[Your objective]
Please tell how many of the lines below contain "this", using only a number.

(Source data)
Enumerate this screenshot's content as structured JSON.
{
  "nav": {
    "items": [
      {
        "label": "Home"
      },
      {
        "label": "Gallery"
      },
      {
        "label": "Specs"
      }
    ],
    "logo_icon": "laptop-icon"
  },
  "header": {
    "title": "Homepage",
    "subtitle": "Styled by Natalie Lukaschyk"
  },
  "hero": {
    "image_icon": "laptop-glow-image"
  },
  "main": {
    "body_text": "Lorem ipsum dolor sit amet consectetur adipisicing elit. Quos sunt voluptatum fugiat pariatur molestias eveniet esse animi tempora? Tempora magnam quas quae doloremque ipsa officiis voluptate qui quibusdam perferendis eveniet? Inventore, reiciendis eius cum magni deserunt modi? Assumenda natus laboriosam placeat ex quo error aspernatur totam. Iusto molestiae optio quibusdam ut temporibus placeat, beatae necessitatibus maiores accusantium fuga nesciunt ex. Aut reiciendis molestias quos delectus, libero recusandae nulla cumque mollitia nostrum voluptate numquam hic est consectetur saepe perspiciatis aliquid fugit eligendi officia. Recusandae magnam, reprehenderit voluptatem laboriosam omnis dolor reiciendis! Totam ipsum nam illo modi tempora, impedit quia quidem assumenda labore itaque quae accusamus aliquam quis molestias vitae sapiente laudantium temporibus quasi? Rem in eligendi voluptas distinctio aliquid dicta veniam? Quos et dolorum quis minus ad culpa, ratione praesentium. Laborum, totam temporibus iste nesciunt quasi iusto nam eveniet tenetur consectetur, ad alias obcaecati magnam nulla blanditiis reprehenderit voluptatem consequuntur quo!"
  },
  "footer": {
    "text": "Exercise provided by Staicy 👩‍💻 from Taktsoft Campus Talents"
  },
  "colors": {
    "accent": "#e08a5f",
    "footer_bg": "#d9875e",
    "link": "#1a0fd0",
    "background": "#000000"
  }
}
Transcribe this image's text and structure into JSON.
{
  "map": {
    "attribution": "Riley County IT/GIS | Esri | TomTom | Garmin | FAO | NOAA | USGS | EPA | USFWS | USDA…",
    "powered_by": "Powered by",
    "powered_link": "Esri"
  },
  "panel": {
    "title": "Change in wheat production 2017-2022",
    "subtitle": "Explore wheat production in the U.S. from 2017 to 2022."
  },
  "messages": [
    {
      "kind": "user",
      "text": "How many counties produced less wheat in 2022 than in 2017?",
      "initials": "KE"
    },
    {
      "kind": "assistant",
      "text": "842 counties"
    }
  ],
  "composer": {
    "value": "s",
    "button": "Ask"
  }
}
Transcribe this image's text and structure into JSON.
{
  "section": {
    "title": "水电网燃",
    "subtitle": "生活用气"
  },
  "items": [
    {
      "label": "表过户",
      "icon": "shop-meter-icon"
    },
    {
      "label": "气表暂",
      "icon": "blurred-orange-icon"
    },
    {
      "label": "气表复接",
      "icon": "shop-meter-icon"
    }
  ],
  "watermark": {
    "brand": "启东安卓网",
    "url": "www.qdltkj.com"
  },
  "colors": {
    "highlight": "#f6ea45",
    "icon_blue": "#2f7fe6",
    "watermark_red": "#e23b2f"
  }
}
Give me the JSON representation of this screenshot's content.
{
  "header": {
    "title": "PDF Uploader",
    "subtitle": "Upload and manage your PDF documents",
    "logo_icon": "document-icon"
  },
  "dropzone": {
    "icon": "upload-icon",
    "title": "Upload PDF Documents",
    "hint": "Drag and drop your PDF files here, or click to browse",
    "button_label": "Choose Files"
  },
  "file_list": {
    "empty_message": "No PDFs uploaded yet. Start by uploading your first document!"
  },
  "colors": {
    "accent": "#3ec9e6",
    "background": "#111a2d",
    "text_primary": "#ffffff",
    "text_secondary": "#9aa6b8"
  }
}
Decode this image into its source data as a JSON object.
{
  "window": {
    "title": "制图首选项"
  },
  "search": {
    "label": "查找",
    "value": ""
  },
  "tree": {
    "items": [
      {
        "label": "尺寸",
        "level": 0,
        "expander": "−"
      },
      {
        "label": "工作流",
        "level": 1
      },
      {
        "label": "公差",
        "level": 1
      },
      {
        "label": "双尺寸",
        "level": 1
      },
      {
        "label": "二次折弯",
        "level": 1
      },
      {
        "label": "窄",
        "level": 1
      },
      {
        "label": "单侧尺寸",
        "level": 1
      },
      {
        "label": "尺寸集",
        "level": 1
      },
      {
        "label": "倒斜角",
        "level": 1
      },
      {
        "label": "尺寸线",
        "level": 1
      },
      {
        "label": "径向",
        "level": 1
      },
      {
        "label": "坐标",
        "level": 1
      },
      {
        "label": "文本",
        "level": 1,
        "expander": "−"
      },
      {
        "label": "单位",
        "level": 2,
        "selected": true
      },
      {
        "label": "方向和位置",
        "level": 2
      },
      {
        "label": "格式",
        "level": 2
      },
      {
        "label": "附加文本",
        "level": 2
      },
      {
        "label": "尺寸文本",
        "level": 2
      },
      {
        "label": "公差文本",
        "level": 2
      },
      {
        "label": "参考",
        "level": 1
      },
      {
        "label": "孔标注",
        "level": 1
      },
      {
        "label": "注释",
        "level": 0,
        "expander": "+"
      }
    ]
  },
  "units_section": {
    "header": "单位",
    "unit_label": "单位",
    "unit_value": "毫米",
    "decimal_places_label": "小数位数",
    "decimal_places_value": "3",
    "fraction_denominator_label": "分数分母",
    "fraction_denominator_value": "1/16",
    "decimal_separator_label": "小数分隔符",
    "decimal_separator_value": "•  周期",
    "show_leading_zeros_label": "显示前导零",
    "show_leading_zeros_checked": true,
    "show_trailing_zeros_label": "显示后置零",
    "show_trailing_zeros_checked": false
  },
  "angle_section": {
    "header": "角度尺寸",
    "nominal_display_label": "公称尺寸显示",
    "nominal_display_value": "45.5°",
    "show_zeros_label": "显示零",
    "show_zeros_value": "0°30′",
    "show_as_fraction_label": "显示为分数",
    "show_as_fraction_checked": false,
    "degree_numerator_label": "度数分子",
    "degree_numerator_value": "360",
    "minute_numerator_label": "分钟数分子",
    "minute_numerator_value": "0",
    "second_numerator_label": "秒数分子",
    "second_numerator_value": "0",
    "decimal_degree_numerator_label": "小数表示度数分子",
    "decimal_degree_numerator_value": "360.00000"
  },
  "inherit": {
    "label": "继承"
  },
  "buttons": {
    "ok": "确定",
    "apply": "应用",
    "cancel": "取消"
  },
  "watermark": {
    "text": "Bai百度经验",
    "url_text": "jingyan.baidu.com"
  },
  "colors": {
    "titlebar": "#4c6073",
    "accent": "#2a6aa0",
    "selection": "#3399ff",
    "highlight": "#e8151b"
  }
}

[Response to the task]
5